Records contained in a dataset
···
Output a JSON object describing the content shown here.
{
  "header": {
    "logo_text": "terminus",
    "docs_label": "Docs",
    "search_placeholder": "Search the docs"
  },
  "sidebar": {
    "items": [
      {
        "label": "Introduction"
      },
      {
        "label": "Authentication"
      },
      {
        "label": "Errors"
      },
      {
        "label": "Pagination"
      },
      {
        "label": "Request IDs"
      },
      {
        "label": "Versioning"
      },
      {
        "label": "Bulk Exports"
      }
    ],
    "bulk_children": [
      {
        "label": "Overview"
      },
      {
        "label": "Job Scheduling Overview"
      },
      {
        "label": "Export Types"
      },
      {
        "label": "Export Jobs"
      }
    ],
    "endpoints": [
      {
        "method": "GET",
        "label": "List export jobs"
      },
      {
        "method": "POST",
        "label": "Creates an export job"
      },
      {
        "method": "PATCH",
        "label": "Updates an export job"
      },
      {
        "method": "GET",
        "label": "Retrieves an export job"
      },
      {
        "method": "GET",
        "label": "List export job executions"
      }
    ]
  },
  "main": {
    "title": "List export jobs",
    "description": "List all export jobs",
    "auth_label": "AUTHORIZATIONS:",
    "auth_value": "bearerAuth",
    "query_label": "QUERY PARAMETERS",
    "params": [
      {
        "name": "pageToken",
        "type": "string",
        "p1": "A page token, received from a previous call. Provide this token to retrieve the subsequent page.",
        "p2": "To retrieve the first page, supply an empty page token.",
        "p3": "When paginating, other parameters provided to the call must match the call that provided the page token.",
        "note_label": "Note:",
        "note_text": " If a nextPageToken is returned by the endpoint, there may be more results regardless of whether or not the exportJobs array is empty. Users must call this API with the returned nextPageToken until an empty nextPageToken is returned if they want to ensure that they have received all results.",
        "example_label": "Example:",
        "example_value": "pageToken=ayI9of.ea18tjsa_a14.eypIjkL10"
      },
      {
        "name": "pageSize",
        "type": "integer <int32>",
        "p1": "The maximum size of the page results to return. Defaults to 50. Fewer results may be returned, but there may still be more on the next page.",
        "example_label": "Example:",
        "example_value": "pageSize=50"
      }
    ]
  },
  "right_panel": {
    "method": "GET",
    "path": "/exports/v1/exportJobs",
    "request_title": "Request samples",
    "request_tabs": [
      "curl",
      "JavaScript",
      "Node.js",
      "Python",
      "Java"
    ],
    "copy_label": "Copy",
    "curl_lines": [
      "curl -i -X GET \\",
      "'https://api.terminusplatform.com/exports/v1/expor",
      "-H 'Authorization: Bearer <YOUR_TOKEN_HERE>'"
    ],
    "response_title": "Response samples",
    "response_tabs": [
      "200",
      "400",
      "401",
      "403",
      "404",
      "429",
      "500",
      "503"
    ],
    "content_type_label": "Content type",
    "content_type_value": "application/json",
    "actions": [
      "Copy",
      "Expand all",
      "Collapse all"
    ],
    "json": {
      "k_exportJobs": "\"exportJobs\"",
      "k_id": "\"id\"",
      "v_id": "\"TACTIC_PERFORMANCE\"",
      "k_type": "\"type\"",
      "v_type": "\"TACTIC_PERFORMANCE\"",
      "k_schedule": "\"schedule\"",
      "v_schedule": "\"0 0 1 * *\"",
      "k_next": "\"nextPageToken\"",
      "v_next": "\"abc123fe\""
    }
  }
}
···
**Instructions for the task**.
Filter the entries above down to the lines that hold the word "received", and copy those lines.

**Finished task**.
        "p1": "A page token, received from a previous call. Provide this token to retrieve the subsequent page.",
        "note_text": " If a nextPageToken is returned by the endpoint, there may be more results regardless of whether or not the exportJobs array is empty. Users must call this API with the returned nextPageToken until an empty nextPageToken is returned if they want to ensure that they have received all results.",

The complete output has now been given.